>>>>>
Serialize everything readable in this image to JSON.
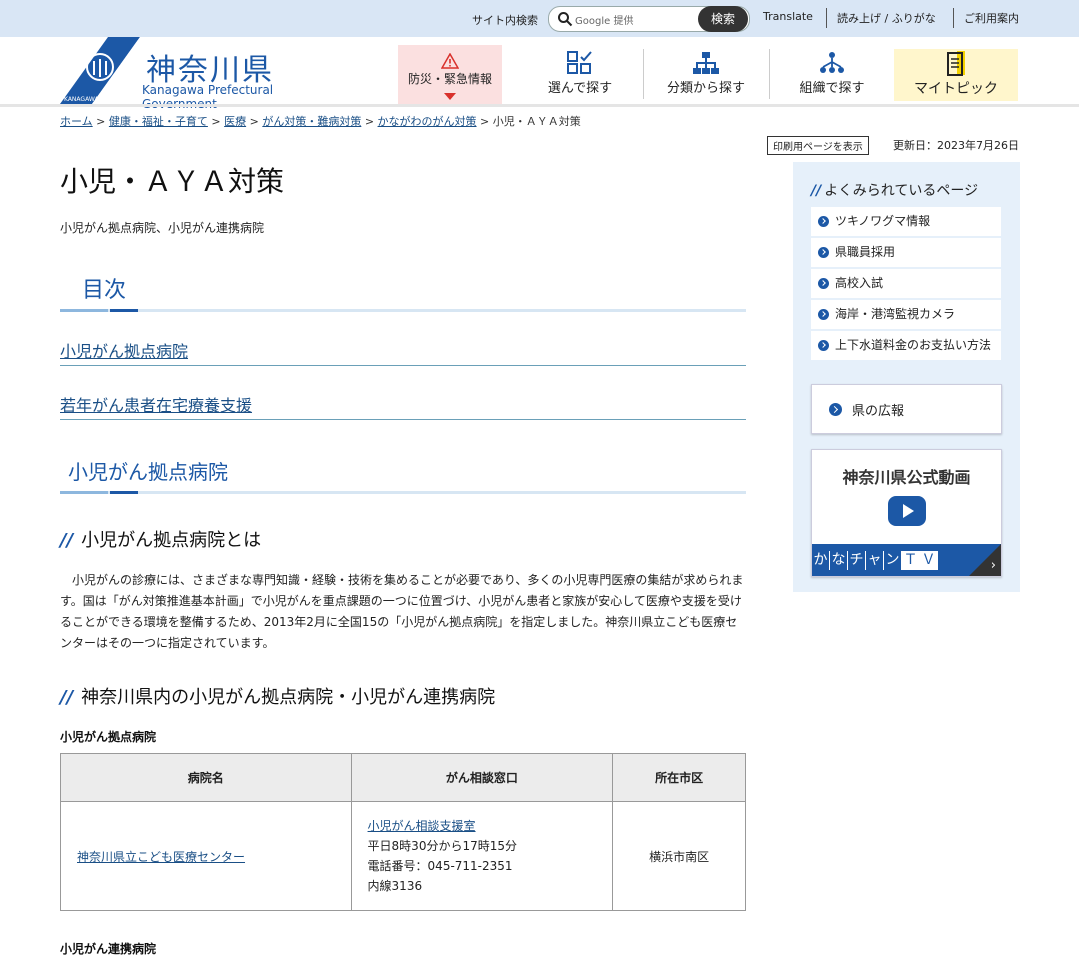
{
  "topbar": {
    "search_label": "サイト内検索",
    "search_placeholder": "Google 提供",
    "search_button": "検索",
    "links": [
      "Translate",
      "読み上げ / ふりがな",
      "ご利用案内"
    ]
  },
  "header": {
    "logo_name": "神奈川県",
    "logo_english": "Kanagawa Prefectural Government",
    "logo_mark_text": "KANAGAWA",
    "disaster": "防災・緊急情報",
    "nav": [
      "選んで探す",
      "分類から探す",
      "組織で探す",
      "マイトピック"
    ]
  },
  "breadcrumb": {
    "items": [
      "ホーム",
      "健康・福祉・子育て",
      "医療",
      "がん対策・難病対策",
      "かながわのがん対策"
    ],
    "current": "小児・ＡＹＡ対策"
  },
  "print_button": "印刷用ページを表示",
  "updated": "更新日：2023年7月26日",
  "main": {
    "title": "小児・ＡＹＡ対策",
    "subtitle": "小児がん拠点病院、小児がん連携病院",
    "toc_heading": "目次",
    "toc": [
      "小児がん拠点病院",
      "若年がん患者在宅療養支援"
    ],
    "section_heading": "小児がん拠点病院",
    "sub1": "小児がん拠点病院とは",
    "paragraph": "小児がんの診療には、さまざまな専門知識・経験・技術を集めることが必要であり、多くの小児専門医療の集結が求められます。国は「がん対策推進基本計画」で小児がんを重点課題の一つに位置づけ、小児がん患者と家族が安心して医療や支援を受けることができる環境を整備するため、2013年2月に全国15の「小児がん拠点病院」を指定しました。神奈川県立こども医療センターはその一つに指定されています。",
    "sub2": "神奈川県内の小児がん拠点病院・小児がん連携病院",
    "table_caption": "小児がん拠点病院",
    "table_headers": [
      "病院名",
      "がん相談窓口",
      "所在市区"
    ],
    "table_row": {
      "hospital": "神奈川県立こども医療センター",
      "consult_link": "小児がん相談支援室",
      "consult_hours": "平日8時30分から17時15分",
      "consult_phone": "電話番号：045-711-2351",
      "consult_ext": "内線3136",
      "city": "横浜市南区"
    },
    "caption2": "小児がん連携病院"
  },
  "sidebar": {
    "heading": "よくみられているページ",
    "items": [
      "ツキノワグマ情報",
      "県職員採用",
      "高校入試",
      "海岸・港湾監視カメラ",
      "上下水道料金のお支払い方法"
    ],
    "pr": "県の広報",
    "video_title": "神奈川県公式動画",
    "video_band": [
      "か",
      "な",
      "チ",
      "ャ",
      "ン",
      "Ｔ",
      "Ｖ"
    ]
  },
  "colors": {
    "brand": "#1c58a6",
    "topbar": "#d9e6f5",
    "sidebar_bg": "#e6f0fa"
  }
}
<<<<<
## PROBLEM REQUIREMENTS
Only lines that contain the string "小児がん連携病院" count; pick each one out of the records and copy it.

## RESPONSE AREA
    "subtitle": "小児がん拠点病院、小児がん連携病院",
    "sub2": "神奈川県内の小児がん拠点病院・小児がん連携病院",
    "caption2": "小児がん連携病院"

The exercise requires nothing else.